Why Are Bees Important to Everyone?
Bees are vital to our food sources. As they forage nectar from blossoms, these furry creatures carry pollen from one plant to another. Without this pollination, fruits, seeds and vegetables would not grow. Some common foods that we consume in North America that require bees for pollination are avocados, soybeans, asparagus, broccoli, celery, squash, and sunflowers for oil, cucumbers, citrus fruit, peaches, kiwis, cherries, cranberries, melons, blueberries, strawberries, and Haskap berries. The pollination of alfalfa and clover provides food for livestock, connecting our meat and dairy supply with the busy honey bee as well.
Not only are bees vital in human food production, they pollinate the many varieties of plants that provide food for our wildlife.
Magnificent trees like the poplar and willow need bees for pollination as well or they would cease to exist. These important cogs in the wheel of our ecosystem clean our air by using carbon dioxide to produce their food. They also provide homes for many species of wildlife, insects and birds.

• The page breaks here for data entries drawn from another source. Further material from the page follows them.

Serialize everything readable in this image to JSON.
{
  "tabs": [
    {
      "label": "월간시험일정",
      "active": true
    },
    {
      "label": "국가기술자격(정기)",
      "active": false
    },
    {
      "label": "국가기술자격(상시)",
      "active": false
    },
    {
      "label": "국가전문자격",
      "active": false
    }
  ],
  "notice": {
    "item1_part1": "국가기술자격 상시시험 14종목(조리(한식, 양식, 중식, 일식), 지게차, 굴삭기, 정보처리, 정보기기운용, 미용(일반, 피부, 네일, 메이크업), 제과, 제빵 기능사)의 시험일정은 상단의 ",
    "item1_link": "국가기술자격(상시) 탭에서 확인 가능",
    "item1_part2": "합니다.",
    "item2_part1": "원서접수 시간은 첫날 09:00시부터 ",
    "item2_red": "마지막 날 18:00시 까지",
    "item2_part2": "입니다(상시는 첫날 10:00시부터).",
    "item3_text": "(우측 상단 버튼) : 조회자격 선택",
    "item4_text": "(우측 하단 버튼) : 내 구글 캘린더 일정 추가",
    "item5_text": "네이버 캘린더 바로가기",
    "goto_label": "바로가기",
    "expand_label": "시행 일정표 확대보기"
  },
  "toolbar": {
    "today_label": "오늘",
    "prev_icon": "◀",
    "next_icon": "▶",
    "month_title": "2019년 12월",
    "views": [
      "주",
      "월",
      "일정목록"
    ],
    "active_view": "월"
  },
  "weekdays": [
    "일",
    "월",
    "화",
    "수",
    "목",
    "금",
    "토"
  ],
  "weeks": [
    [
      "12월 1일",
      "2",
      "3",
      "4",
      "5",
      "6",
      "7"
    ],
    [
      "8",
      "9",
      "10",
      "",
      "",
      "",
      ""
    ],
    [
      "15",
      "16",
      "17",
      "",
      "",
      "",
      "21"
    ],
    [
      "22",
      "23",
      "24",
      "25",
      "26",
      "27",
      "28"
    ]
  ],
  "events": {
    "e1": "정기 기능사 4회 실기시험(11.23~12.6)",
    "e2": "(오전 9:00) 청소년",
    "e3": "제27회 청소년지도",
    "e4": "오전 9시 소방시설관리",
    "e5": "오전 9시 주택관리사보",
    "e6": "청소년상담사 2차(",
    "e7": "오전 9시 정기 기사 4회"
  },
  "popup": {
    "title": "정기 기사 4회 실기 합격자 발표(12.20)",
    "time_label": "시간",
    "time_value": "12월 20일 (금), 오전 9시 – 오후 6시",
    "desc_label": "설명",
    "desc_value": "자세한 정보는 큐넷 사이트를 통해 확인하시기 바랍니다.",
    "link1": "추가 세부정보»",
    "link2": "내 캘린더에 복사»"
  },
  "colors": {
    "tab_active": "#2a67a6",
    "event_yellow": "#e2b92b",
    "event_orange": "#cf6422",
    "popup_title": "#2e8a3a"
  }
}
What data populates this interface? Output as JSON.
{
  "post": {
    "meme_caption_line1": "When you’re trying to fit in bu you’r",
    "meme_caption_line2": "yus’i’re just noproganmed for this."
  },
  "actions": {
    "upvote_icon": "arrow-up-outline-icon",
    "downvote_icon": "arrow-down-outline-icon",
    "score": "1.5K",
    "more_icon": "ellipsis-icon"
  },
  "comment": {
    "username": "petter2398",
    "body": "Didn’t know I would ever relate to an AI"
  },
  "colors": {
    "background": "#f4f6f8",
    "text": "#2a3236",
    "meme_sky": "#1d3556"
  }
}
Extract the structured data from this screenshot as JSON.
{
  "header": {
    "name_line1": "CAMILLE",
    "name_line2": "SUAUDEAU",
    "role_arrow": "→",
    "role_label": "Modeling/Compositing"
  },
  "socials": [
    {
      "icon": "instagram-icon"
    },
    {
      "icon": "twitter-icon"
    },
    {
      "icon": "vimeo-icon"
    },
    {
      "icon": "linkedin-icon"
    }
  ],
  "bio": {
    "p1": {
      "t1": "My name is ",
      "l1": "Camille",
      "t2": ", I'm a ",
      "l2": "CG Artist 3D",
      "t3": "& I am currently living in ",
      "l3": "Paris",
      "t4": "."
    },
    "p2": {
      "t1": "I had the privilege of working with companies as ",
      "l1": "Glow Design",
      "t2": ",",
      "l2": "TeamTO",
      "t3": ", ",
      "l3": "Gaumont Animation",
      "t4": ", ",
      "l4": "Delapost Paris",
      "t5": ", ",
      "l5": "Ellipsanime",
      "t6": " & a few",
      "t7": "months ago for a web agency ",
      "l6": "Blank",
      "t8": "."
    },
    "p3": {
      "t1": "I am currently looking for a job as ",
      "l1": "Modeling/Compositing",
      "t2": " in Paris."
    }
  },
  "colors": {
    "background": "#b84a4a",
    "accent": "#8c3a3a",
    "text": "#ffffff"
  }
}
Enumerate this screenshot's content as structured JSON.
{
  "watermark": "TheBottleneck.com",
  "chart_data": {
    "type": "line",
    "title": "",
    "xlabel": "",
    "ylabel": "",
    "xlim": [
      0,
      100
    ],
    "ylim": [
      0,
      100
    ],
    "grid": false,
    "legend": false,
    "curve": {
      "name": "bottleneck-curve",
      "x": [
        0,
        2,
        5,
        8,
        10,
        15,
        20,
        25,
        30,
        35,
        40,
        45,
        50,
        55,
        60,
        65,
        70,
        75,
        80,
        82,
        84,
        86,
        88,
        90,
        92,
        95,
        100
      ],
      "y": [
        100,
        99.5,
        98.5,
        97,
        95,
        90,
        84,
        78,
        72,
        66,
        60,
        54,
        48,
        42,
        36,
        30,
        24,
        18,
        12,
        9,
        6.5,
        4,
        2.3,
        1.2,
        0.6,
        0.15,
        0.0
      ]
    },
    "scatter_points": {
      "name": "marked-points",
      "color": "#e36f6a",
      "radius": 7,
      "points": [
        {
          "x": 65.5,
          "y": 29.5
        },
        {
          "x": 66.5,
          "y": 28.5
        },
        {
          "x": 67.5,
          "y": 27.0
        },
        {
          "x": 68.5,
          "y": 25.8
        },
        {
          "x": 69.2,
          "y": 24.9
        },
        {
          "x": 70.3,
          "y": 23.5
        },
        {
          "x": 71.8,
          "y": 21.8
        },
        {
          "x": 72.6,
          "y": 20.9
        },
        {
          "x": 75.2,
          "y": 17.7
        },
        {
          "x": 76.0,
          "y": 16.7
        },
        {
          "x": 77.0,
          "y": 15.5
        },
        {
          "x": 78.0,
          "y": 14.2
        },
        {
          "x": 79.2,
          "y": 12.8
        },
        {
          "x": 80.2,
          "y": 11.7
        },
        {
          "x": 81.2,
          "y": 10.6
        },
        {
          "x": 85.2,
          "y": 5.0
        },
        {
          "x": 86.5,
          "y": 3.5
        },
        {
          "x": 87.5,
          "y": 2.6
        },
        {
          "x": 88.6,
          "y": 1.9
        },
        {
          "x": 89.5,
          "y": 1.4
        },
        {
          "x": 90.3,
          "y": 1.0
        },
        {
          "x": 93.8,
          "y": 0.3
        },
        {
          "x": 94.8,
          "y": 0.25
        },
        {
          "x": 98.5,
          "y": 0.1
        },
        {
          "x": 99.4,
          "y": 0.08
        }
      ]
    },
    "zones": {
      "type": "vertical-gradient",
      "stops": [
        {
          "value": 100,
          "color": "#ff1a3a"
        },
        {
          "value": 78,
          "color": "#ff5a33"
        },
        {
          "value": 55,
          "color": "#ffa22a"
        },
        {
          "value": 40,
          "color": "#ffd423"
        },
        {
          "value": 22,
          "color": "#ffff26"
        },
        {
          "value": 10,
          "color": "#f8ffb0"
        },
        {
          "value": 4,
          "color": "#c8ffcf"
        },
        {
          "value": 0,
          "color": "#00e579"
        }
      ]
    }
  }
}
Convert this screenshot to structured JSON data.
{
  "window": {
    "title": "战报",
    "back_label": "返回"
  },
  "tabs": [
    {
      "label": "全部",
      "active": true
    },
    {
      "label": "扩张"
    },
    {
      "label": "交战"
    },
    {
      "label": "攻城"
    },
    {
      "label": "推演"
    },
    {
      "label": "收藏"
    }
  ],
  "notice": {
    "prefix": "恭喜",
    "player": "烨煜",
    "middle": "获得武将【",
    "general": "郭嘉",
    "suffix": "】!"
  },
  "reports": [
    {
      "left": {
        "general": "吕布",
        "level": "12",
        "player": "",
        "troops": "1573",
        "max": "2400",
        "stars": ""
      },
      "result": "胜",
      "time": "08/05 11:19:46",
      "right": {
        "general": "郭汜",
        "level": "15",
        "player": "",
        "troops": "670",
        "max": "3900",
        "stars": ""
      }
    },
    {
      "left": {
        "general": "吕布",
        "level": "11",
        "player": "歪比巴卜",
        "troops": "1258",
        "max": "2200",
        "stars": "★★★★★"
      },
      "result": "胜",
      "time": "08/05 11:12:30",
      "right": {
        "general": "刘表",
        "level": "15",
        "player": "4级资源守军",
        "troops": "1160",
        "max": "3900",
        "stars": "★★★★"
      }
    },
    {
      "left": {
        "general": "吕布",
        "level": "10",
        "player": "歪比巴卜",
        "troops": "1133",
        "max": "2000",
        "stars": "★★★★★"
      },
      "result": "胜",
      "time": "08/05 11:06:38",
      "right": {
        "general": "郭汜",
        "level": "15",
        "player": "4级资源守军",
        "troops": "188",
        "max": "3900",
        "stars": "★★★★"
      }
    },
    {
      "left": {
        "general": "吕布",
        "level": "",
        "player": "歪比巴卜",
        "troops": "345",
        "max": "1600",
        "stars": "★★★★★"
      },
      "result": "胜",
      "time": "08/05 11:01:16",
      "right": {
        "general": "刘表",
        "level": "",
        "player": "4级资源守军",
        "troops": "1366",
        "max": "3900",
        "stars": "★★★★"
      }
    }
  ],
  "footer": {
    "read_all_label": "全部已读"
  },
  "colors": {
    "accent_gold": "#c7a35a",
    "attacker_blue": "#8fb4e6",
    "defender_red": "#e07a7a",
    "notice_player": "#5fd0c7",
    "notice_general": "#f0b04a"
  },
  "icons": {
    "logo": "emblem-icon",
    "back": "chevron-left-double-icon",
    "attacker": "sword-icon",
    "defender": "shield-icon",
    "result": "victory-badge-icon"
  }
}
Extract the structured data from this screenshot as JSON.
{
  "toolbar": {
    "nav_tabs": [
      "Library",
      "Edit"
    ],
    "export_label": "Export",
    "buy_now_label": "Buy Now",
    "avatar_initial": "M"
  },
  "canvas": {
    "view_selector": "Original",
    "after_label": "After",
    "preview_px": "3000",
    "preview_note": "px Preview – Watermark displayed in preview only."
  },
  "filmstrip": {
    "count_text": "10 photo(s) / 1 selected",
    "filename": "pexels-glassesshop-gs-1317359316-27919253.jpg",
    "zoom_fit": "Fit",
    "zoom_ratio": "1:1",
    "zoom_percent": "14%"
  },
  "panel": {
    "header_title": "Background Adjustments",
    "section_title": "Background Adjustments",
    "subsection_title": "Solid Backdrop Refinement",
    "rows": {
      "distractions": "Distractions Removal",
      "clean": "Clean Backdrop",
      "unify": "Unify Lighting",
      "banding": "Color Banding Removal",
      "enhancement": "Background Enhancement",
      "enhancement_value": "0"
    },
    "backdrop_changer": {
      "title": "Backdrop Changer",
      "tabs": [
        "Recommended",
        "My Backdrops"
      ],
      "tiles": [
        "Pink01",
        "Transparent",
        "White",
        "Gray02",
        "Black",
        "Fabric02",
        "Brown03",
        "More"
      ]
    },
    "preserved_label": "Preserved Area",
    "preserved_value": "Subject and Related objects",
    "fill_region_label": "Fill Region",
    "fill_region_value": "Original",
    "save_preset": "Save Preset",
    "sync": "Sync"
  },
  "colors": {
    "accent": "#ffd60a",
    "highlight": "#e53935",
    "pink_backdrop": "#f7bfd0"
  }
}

These amazing little beings live in colonies of 20,000 to 60,000 bees visit 50 to 100 flowers during one outing from their hive. The worker bees live for about 6 weeks and provide all the nectar for everyone in their humongous family. The queen needs lots of energy since she lays up to 2500 eggs each day in the summertime while the drones, who mate with the queen, also need to be fed!
Honey: Part of Our Culture
Aside from the important role bees play to produce our food - and in the ecosystem for wildlife, the honey and honeycomb they produce is a valuable product to humans. Honey has natural antiseptic properties and was used to treat sore throats and as a dressing for wounds. The natural glucose and fructose in honey allows it to be digested quickly by the human body, providing a boost of energy. Furthermore, the honeycomb is used for cosmetics and other high quality, natural products.
The Endangered Honey Bee
We need honey bees-but honey bees are dying. A world without bees would have devastating consequences for our food supply, among other things.
Why are honey bees dying?
How Do We Save the Bees?
Fortunately, we have researchers who are dedicated to the survival of this fascinating and essential insect. With this in mind, Haskap Health will provide a donation, with every purchase of VBG, to support the research for the survival of honey bees.
Industrialization and intensive agricultural practices have destroyed part of the natural habitat of these complex little creatures. On top of that, climate change has resulted in droughts and floods while changing the times in which flowers are in bloom, disrupting the natural environment and rhythms of the bees' habitat.
In addition to these devastating disruptions in the environment in which they live, a parasite has been infecting the colonies, killing thousands. This destructive organism is the Varroa mite. Not only does it feed on the bees but it also brings viruses to the colony, wiping out thousands of bees with one infestation.